As an artist, I began life early, and though untaught, exhibited my first picture at the British Institution, Pall Mall, in 1845; afterwards at the Institute of Painters in Water Colours, 53, Pall Mall, the Society of British Artists, and the Royal Academy. This was years ago, and though I still paint pictures I have no occasion to exhibit, for the few that I am able to begin and finish even now are eagerly bought. As an artist on wood my work must have exceeded hundreds of thousands, and I am  the author and illustrator  of “Our Cats and all About them,” “Every Day in the Country,” “Animal Stories, Old and New,”  “Bird Stories, Old and New,”  and “The Poetry of Nature” – one and all designed for the purpose of leading our children, and those of larger growth, to the love of natural objects and animal and bird life; and, judging  by the sale, I rest in the hope and belief that to a certain extent  they have realized that intention.

                                                           “A Cool Corner” 

An illustration by Harrison Weir of ducks in quiet repose, that accompanied the original article in the British Workman.

“Cat and her Companions”, from the Nov. 1867 issue of  the “Children’s Friend”. Also published in Mary Howitt’s “Our Four-Footed Friends”.

In business and general daily life I have endeavoured to keep to the one great principle that should help to success, and that is punctuality. Never to promise but with the intention of performing. On my fiftieth birthday  a few friends kindly gave me their presence at dinner, and the late Mr. John Knight speaking at that event said, that “during  all the years that I had worked for the BRITISH WORKMAN, etc., etc., I had never broken my promise as to time of delivery.” I mention this for the reason that nowadays promises are hastily made and also far more seldom fulfilled than they should be. The neglect of this great element of success, in my poor opinion, is a growing evil.

Proverbs, “wise saws, and modern instances” have always had a peculiar charm for me, and many is the time that they have turned my “doings” to a good account. If in haste to conclude a purchase or an agreement, there has been an indescribable something that has said mentally, “Look before you leap.”  So much I am persuaded of the value of proverbial philosophy that I have a large collection,  and these are some of my reasoning guides:-

“Be thou familiar, but by no means vulgar.”

“How far that little candle throws its beams, so shines a good deed in a naughty world.”

“Enough is as good as a feast.”

“Be temperate in all things.”

“He that hath most, most wanteth.”

“He doth much that doth a thing well.”

“He that would have the fruit, must climb the tree.”

“If a man break his word once, it is once too much.”

“The idle are hard worked.”

“Friends are the nearest relations.”

“Nothing is ours but time.”

And, as final quotation, like the foregoing, all of which I hope my fellow-workmen  will profit by and which, in my case, old age has realized: “Past labour is pleasant.”

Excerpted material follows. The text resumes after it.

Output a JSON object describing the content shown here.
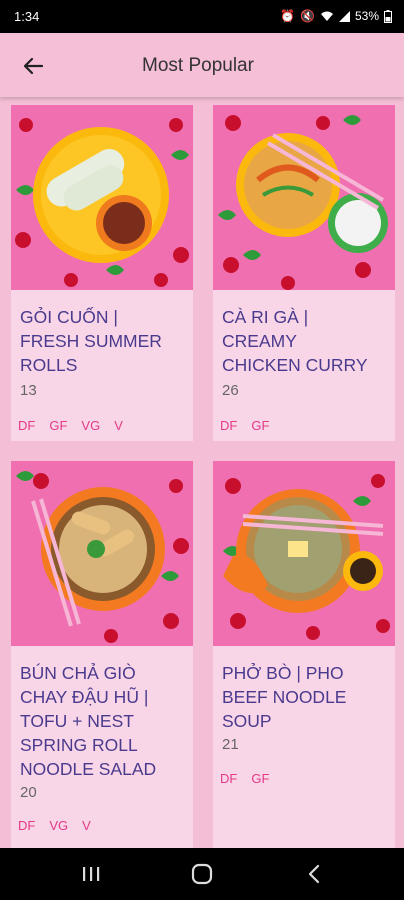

P.S. – noting that both animals and birds rest, dose or sleep a short time after feeding, for many years I have done so after my mid-day meal. Besides being a break in the work-time this aids digestion materially and so is helpful. I must also mention that winter or summer I never wear an overcoat, a waistcoat or a necktie, and to this, I believe, I owe my immunity from what are commonly called “colds.”  But I have a horror of draughts, little or great.